Problem description
A single figure is required: the number of lines below in which the word "list" occurs.

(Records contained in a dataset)
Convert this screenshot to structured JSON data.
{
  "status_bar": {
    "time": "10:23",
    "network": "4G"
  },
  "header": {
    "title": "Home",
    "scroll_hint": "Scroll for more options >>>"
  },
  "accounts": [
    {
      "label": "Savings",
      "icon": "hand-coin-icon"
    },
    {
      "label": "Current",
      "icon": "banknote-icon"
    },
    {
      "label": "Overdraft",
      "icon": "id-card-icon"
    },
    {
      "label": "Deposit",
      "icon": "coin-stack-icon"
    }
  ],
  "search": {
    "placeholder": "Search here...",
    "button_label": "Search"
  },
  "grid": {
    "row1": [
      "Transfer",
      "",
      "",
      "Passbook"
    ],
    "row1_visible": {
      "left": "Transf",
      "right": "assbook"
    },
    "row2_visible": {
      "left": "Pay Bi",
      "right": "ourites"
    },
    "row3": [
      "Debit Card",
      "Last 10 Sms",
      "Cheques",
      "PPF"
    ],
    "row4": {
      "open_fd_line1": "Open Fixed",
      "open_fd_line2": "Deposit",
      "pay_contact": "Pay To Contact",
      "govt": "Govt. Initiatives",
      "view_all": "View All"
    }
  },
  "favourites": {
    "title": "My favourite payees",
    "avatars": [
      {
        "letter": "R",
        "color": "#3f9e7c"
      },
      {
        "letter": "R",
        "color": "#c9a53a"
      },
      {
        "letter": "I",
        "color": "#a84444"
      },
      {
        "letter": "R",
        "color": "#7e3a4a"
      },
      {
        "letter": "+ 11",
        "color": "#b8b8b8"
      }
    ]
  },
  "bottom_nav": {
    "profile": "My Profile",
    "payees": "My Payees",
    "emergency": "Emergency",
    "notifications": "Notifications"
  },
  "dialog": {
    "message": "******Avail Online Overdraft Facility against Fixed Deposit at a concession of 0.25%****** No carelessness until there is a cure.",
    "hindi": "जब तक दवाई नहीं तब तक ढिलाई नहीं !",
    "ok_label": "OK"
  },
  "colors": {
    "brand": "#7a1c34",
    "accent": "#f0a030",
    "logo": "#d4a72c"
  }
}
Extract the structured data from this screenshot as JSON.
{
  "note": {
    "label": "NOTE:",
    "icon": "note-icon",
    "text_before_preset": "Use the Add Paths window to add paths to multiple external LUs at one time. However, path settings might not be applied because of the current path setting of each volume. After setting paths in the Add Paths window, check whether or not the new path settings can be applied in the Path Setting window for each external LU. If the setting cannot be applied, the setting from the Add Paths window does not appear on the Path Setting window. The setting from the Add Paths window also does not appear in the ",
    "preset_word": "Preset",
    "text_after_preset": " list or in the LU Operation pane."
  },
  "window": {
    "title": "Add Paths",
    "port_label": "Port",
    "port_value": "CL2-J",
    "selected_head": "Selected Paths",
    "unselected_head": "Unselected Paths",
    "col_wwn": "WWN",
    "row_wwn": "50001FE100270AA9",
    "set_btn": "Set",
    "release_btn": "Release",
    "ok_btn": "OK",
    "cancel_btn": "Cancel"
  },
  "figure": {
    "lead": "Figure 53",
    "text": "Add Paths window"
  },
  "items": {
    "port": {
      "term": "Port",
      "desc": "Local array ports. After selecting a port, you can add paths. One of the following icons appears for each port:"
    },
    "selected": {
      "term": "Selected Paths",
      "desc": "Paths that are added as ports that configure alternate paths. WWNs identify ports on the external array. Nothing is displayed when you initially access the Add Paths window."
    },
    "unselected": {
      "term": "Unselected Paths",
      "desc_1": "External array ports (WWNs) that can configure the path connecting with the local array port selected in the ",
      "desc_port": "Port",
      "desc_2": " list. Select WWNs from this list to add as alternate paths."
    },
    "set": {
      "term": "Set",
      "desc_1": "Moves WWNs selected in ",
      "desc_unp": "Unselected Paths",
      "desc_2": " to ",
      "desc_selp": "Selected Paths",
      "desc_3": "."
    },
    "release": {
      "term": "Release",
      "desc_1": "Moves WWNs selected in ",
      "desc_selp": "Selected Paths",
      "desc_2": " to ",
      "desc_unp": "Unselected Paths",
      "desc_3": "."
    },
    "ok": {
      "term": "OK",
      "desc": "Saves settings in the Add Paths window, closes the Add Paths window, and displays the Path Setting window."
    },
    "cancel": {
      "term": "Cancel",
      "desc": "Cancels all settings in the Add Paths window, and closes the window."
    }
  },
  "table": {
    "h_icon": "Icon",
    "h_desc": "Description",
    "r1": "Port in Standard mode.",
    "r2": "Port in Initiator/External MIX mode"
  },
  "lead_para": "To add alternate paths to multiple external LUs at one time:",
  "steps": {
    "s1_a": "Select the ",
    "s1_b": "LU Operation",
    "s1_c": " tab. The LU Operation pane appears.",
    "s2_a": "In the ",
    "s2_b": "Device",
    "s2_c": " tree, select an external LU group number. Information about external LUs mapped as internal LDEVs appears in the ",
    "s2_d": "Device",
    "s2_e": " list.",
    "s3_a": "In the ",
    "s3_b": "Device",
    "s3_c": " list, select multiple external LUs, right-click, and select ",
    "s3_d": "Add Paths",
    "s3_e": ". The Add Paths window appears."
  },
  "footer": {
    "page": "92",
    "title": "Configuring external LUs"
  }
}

Answer space
4